The press release continues: “PAN is used to create 90% of carbon fibers found in the market today, but its production requires an enormous amount of energy. First, PAN fibers have to be heated to 200–300 degrees Celsius to oxidize them. Next, they must be heated to 1,200–1,600 degrees Celsius to transform the atoms into carbon. Finally, they have to be heated to 2,100 degrees Celsius so that the molecules are aligned properly.
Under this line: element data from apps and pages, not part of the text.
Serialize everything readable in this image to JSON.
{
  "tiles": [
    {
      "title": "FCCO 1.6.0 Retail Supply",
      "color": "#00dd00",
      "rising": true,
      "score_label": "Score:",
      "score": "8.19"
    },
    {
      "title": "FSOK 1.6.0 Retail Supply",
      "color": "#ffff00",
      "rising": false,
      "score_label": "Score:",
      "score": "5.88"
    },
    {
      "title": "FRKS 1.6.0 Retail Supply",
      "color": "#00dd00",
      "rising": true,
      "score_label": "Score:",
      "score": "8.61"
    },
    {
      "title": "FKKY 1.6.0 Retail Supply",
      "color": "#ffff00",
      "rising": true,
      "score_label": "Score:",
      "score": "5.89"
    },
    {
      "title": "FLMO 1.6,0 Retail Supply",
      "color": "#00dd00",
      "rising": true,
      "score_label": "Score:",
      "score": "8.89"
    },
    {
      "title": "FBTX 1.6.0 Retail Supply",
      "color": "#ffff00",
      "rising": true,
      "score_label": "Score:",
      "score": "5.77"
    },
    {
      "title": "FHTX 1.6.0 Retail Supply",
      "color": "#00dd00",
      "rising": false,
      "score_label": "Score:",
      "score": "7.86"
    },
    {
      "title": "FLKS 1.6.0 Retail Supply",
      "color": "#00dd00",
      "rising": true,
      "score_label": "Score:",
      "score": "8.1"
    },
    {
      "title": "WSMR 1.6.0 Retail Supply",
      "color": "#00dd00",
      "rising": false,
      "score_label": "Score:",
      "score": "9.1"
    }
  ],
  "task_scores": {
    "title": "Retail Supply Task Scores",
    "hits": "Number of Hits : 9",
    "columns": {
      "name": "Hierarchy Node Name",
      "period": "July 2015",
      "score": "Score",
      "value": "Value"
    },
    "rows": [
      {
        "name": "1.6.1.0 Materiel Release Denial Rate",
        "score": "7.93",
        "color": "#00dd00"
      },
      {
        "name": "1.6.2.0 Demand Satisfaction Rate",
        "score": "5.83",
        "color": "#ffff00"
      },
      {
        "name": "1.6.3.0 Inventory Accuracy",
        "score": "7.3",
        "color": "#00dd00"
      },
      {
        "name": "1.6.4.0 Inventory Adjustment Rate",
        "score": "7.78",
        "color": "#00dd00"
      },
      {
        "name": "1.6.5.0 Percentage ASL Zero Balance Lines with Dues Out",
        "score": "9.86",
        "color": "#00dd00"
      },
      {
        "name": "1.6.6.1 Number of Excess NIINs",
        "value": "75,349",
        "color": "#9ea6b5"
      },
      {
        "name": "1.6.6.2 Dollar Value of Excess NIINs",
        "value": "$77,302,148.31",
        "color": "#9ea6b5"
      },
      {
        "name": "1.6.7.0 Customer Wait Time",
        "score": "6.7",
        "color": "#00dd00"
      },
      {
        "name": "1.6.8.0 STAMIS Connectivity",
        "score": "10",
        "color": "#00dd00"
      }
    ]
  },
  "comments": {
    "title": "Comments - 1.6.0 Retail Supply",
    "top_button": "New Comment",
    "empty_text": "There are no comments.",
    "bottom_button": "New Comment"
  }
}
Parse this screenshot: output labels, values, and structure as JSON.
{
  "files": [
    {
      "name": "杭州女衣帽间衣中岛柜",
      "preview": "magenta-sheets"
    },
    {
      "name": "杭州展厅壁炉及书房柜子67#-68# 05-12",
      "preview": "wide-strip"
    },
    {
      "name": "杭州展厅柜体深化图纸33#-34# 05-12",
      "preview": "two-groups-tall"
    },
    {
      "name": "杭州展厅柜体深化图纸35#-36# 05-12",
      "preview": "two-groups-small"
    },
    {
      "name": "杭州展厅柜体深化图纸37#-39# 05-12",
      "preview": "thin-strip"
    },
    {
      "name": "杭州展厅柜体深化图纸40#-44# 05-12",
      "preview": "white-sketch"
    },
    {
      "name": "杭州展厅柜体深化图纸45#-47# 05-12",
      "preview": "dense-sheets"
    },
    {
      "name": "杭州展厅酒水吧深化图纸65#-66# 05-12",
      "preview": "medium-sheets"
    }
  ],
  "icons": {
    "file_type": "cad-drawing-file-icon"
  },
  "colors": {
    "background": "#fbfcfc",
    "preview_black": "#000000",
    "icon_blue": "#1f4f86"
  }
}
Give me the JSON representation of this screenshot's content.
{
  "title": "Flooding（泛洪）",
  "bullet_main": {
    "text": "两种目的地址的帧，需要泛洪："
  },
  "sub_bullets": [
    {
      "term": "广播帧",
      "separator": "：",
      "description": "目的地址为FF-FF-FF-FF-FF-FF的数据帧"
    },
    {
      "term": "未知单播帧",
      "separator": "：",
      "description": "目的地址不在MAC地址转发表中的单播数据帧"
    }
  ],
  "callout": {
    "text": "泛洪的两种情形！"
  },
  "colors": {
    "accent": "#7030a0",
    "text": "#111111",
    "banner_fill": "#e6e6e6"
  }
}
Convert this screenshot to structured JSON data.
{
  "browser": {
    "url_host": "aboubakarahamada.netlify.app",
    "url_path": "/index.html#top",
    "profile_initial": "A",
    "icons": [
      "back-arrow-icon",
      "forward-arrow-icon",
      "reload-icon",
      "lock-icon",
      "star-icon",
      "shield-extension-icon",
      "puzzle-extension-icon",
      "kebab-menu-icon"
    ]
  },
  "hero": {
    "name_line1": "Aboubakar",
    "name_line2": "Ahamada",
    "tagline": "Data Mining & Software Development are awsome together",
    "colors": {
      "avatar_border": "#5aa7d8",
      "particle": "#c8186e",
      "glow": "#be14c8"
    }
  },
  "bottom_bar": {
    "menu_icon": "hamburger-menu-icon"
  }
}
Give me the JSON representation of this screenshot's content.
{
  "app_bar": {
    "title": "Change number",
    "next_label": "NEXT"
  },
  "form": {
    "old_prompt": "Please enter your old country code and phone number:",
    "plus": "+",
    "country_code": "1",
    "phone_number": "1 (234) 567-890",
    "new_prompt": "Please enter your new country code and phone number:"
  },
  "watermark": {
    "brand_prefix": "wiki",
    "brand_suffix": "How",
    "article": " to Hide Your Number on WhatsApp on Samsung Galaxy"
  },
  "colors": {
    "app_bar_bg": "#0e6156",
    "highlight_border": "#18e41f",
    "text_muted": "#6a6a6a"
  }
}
Without this series of steps, the resulting material would lack its needed strength and stiffness.” 

Though less expensive carbon alternatives have been explored, they have not yet been able to generate the high-quality carbon fibers that PAN produces.

But according to the new research, doping PAN fibers with a small amount of graphene, just 0.075 wt %, produces carbon fibers with a tensile strength of 1916 MPa and Young’s modulus of 233 GPa—225% higher strength and 184% higher Young’s modulus compared to similar fibers without added graphene. 

The researchers show in their open-access paper that this enhanced mechanical strength traces back to graphene’s ability to reduce the size of pores in fibers spun from PAN, which they speculate is because flat graphene nanosheets help guide PAN molecules as they solidify into fibers, reducing large voids that structurally weaken the fibers.

When processed, these better-aligned PAN molecules result in stronger, reinforced carbon fibers.  

Atomistic and molecular dynamics simulations showed this reinforcement is attributed to several factors. “The simulation results show that the addition of graphene introduces favorable edge chemistry, promotes carbon content, enhances polymer chain alignment, and increases crystallinity,” the researchers write in the paper.

Computer simulations show that adding graphene to the carbon fiber production process greatly strengthens the material. Credit: Margaret Kowalik and Adri Van Duin; Penn State

Ultimately, the findings could translate into strategies that require less processing to generate sufficiently strong carbon fibers, which would reduce cost. Another possibility is that less expensive precursor materials could be used as carbon sources that still can generate adequately strong carbon fibers with graphene’s assistance.

Who knows—maybe future model years of that gleaming Fort GT Carbon Liquid might even be (more) affordable.

The open-access paper, published in Science Advances, is “Graphene reinforced carbon fibers” (DOI: 10.1126/sciadv.aaz4191).